LWP::Simple is convenient but not all powerful. In particular, we can't make POST requests or set request headers or query response headers. To do these things, we need to go beyond LWP::Simple.

The general all-purpose way to do HTTP GET queries is by using the do_GET( ) subroutine shown in Example 2-5.

Example 2-5. The do_GET subroutine

use LWP;
my $browser;
sub do_GET {
  # Parameters: the URL,
  #  and then, optionally, any header lines: (key,value, key,value)
  $browser = LWP::UserAgent->new( ) unless $browser;
  my $resp = $browser->get(@_);
  return ($resp->content, $resp->status_line, $resp->is_success, $resp)
    if wantarray;
  return unless $resp->is_success;
  return $resp->content;

A full explanation of the internals of do_GET( ) is given in Chapter 3, "The LWP Class Model". Until then, we'll be using it without fully understanding how it works.

You can call the do_GET( ) function in either scalar or list context:

doc = do_GET(URL [header, value, ...]);
(doc, status, successful, response) = do_GET(URL [header, value, ...]);

In scalar context, it returns the document or undef if there is an error.
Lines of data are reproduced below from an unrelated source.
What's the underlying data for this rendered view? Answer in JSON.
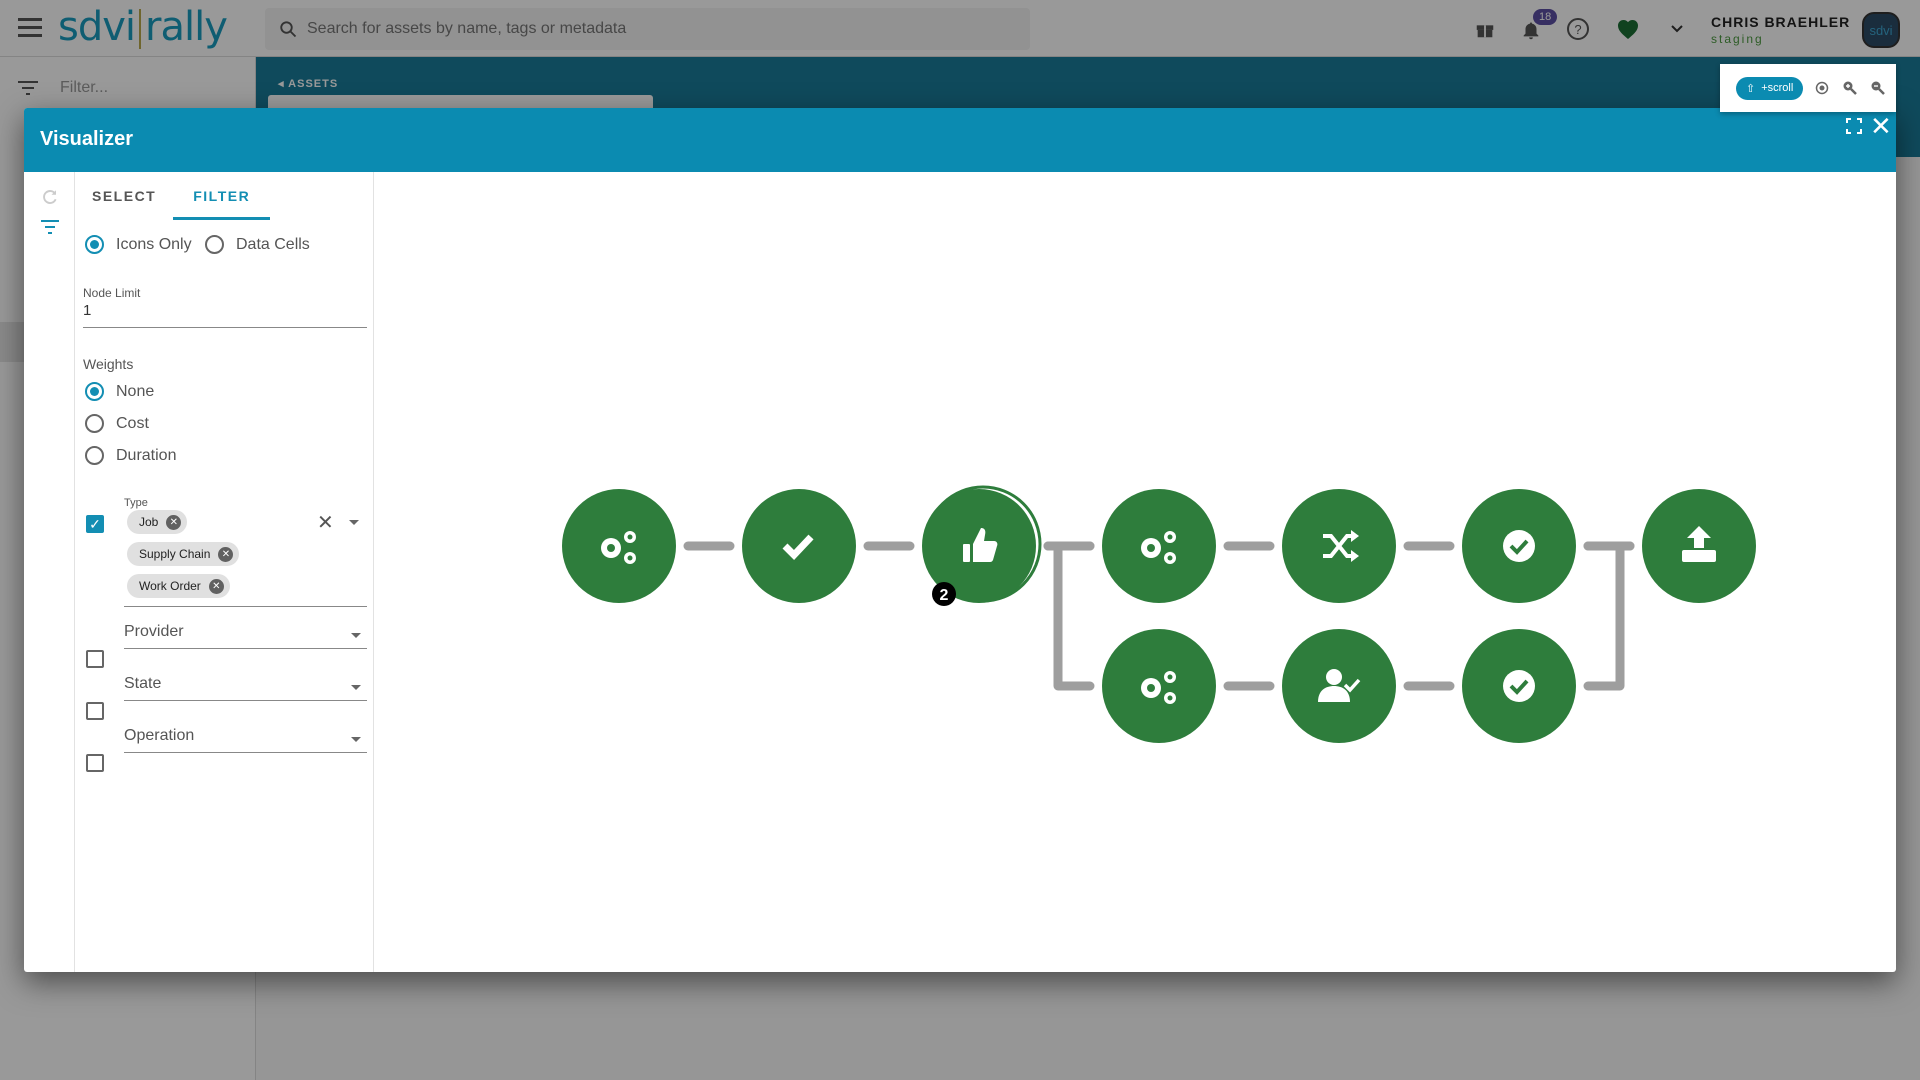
{
  "topbar": {
    "logo_left": "sdvi",
    "logo_right": "rally",
    "search_placeholder": "Search for assets by name, tags or metadata",
    "notifications_count": "18",
    "user_name": "CHRIS BRAEHLER",
    "environment": "staging",
    "avatar_text": "sdvi"
  },
  "leftnav": {
    "filter_placeholder": "Filter..."
  },
  "main": {
    "breadcrumb": "ASSETS"
  },
  "modal": {
    "title": "Visualizer",
    "tabs": [
      {
        "label": "SELECT",
        "active": false
      },
      {
        "label": "FILTER",
        "active": true
      }
    ],
    "display_mode": {
      "options": [
        "Icons Only",
        "Data Cells"
      ],
      "selected": "Icons Only"
    },
    "node_limit": {
      "label": "Node Limit",
      "value": "1"
    },
    "weights": {
      "label": "Weights",
      "options": [
        "None",
        "Cost",
        "Duration"
      ],
      "selected": "None"
    },
    "filters": {
      "type": {
        "label": "Type",
        "checked": true,
        "chips": [
          "Job",
          "Supply Chain",
          "Work Order"
        ]
      },
      "provider": {
        "label": "Provider",
        "checked": false
      },
      "state": {
        "label": "State",
        "checked": false
      },
      "operation": {
        "label": "Operation",
        "checked": false
      }
    },
    "toolbar": {
      "scroll_label": "+scroll"
    }
  },
  "graph": {
    "node_color": "#2e7d3c",
    "edge_color": "#9e9e9e",
    "nodes": [
      {
        "id": "n1",
        "icon": "gears-icon",
        "row": 0,
        "col": 0
      },
      {
        "id": "n2",
        "icon": "check-icon",
        "row": 0,
        "col": 1
      },
      {
        "id": "n3",
        "icon": "thumbs-up-icon",
        "row": 0,
        "col": 2,
        "badge": "2",
        "stacked": true
      },
      {
        "id": "n4",
        "icon": "gears-icon",
        "row": 0,
        "col": 3
      },
      {
        "id": "n5",
        "icon": "shuffle-icon",
        "row": 0,
        "col": 4
      },
      {
        "id": "n6",
        "icon": "check-circle-icon",
        "row": 0,
        "col": 5
      },
      {
        "id": "n7",
        "icon": "upload-icon",
        "row": 0,
        "col": 6
      },
      {
        "id": "n8",
        "icon": "gears-icon",
        "row": 1,
        "col": 3
      },
      {
        "id": "n9",
        "icon": "user-check-icon",
        "row": 1,
        "col": 4
      },
      {
        "id": "n10",
        "icon": "check-circle-icon",
        "row": 1,
        "col": 5
      }
    ],
    "edges": [
      [
        "n1",
        "n2"
      ],
      [
        "n2",
        "n3"
      ],
      [
        "n3",
        "n4"
      ],
      [
        "n3",
        "n8"
      ],
      [
        "n4",
        "n5"
      ],
      [
        "n5",
        "n6"
      ],
      [
        "n6",
        "n7"
      ],
      [
        "n8",
        "n9"
      ],
      [
        "n9",
        "n10"
      ],
      [
        "n10",
        "n7"
      ]
    ]
  }
}
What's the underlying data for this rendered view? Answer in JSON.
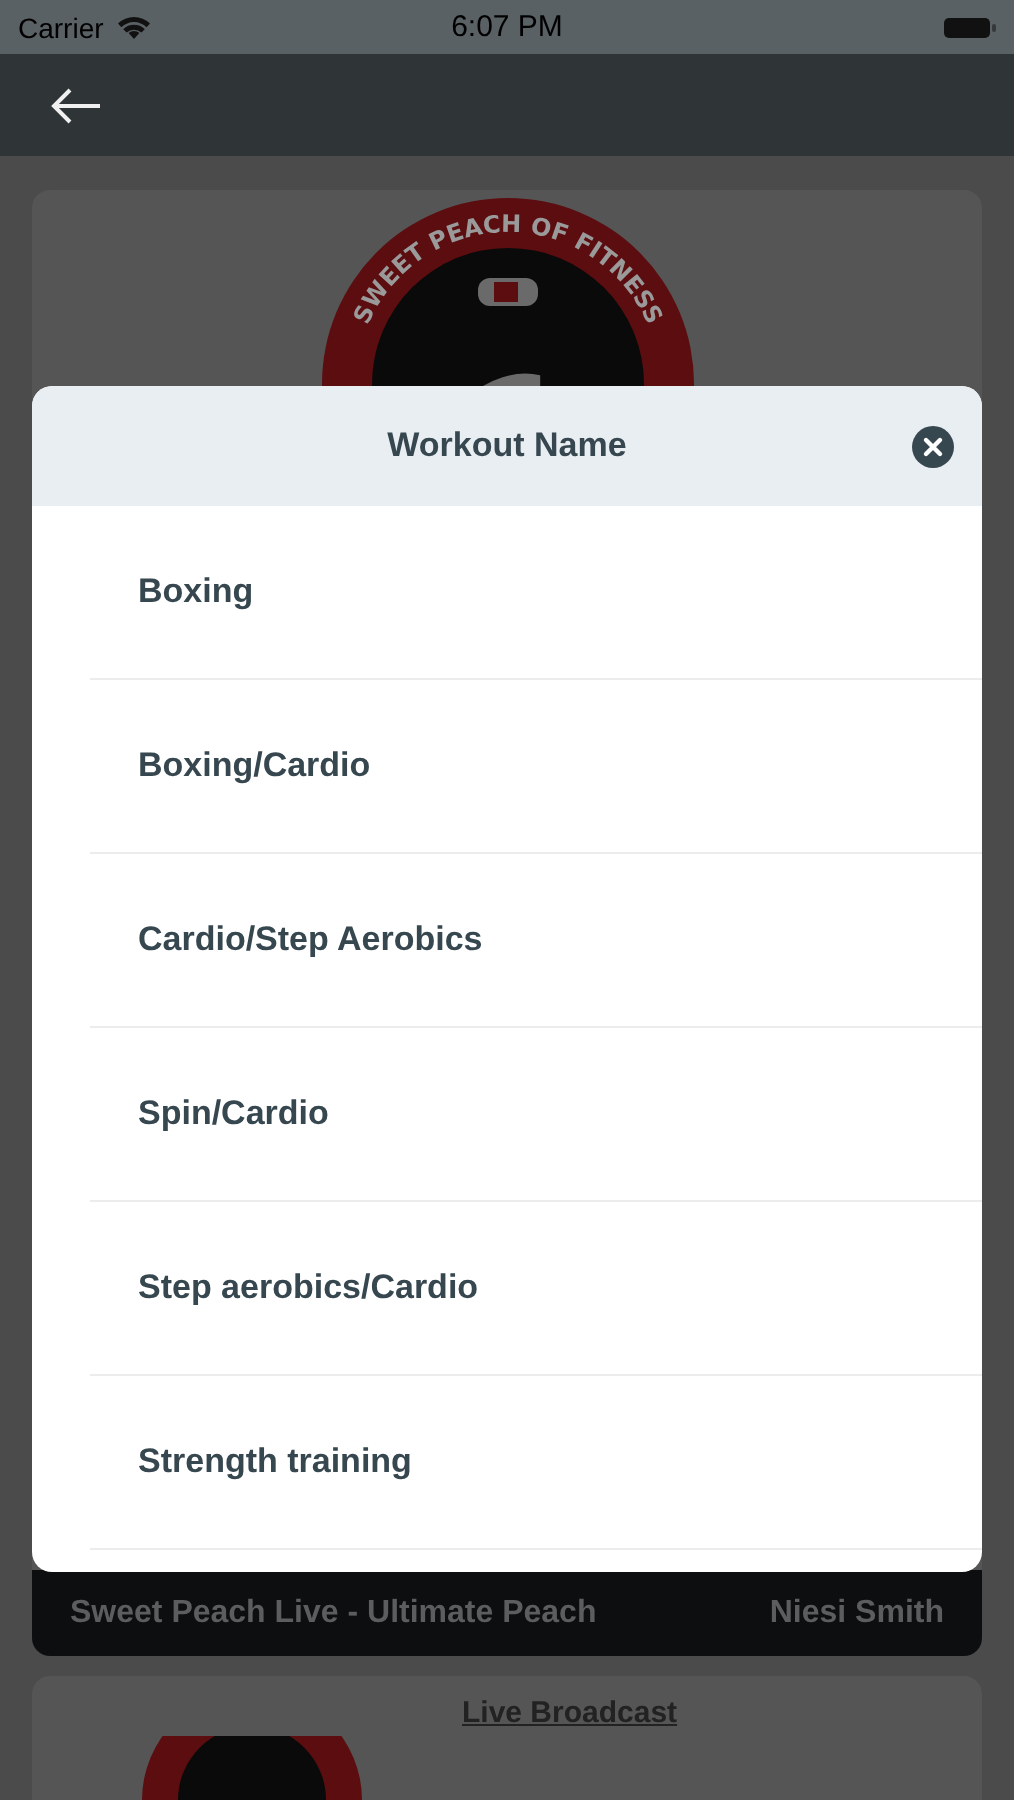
{
  "status_bar": {
    "carrier": "Carrier",
    "time": "6:07 PM"
  },
  "featured_card": {
    "logo_text": "SWEET PEACH OF FITNESS",
    "live_bar": {
      "title": "Sweet Peach Live - Ultimate Peach",
      "trainer": "Niesi Smith"
    }
  },
  "next_card": {
    "link": "Live Broadcast"
  },
  "modal": {
    "title": "Workout Name",
    "options": [
      {
        "label": "Boxing"
      },
      {
        "label": "Boxing/Cardio"
      },
      {
        "label": "Cardio/Step Aerobics"
      },
      {
        "label": "Spin/Cardio"
      },
      {
        "label": "Step aerobics/Cardio"
      },
      {
        "label": "Strength training"
      }
    ]
  }
}
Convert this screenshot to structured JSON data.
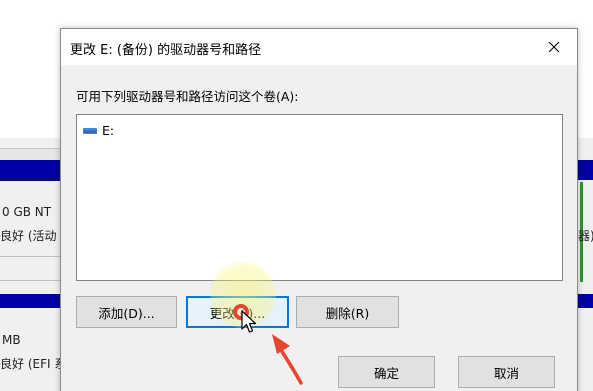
{
  "background": {
    "disk_info_line1": "0 GB NT",
    "disk_info_line2": "良好 (活动",
    "disk_info_line3": "MB",
    "disk_info_line4": "良好 (EFI 系",
    "right_info": "器)"
  },
  "dialog": {
    "title": "更改 E: (备份) 的驱动器号和路径",
    "prompt": "可用下列驱动器号和路径访问这个卷(A):",
    "list_items": [
      {
        "label": "E:",
        "icon": "drive-icon"
      }
    ],
    "buttons": {
      "add": "添加(D)...",
      "change": "更改(C)...",
      "remove": "删除(R)",
      "ok": "确定",
      "cancel": "取消"
    },
    "close_icon": "close-icon"
  },
  "colors": {
    "accent": "#0078d7",
    "annotation": "#e6442f",
    "volume_bar": "#0000a8"
  }
}
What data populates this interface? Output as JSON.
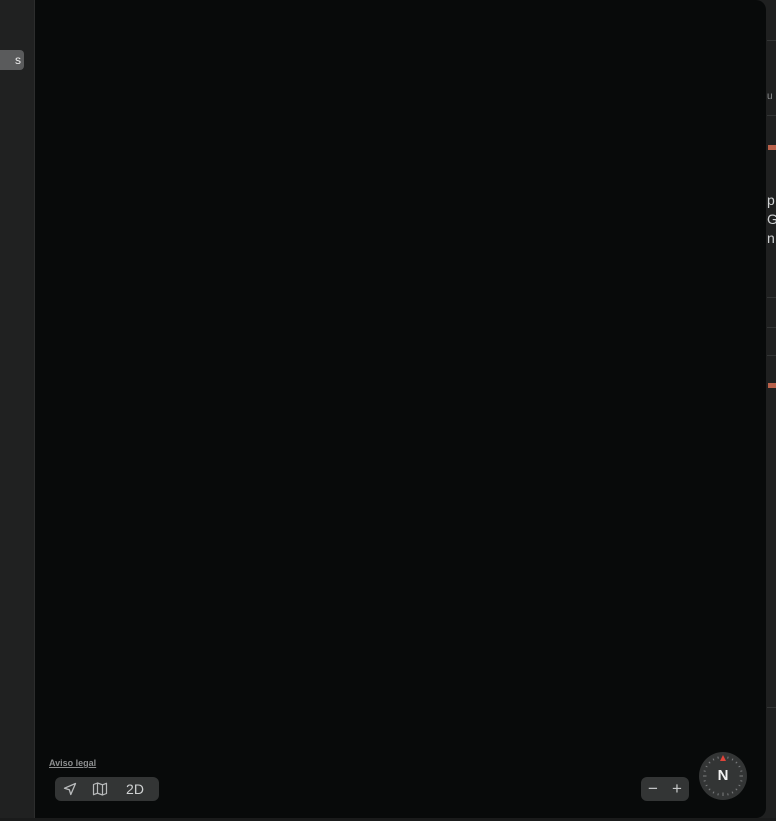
{
  "sidebar": {
    "chip_label": "s"
  },
  "map": {
    "legal_link": "Aviso legal",
    "toolbar": {
      "location_icon": "location-arrow-icon",
      "map_icon": "map-icon",
      "view_mode_label": "2D"
    },
    "zoom": {
      "zoom_out_label": "−",
      "zoom_in_label": "+"
    },
    "compass": {
      "label": "N"
    }
  },
  "right_panel": {
    "header_fragment": "u",
    "text_line_1": "p",
    "text_line_2": "G",
    "text_line_3": "n"
  },
  "colors": {
    "map_background": "#080a0a",
    "panel_background": "#1f2020",
    "control_background": "#333535",
    "accent": "#b9614a",
    "compass_north": "#e0443a"
  }
}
In list context, it returns the document (if any), the status line from the HTTP response, a Boolean value indicating whether the status code indicates a successful response, and an object we can interrogate to find out more about the response.

Recall that assigning to undef discards that value. For example, this is how you fetch a document into a string and learn whether it is successful:

($doc, undef, $successful, undef) = do_GET('http://www.suck.com/');

The optional header and value arguments to do_GET( ) let you add headers to the request. For example, to attempt to fetch the German language version of the European Union home page:

$body = do_GET("http://europa.eu.int/",
  "Accept-language" => "de",

The do_GET( ) function that we'll use in this chapter provides the same basic convenience as LWP::Simple's get( ) but without the limitations.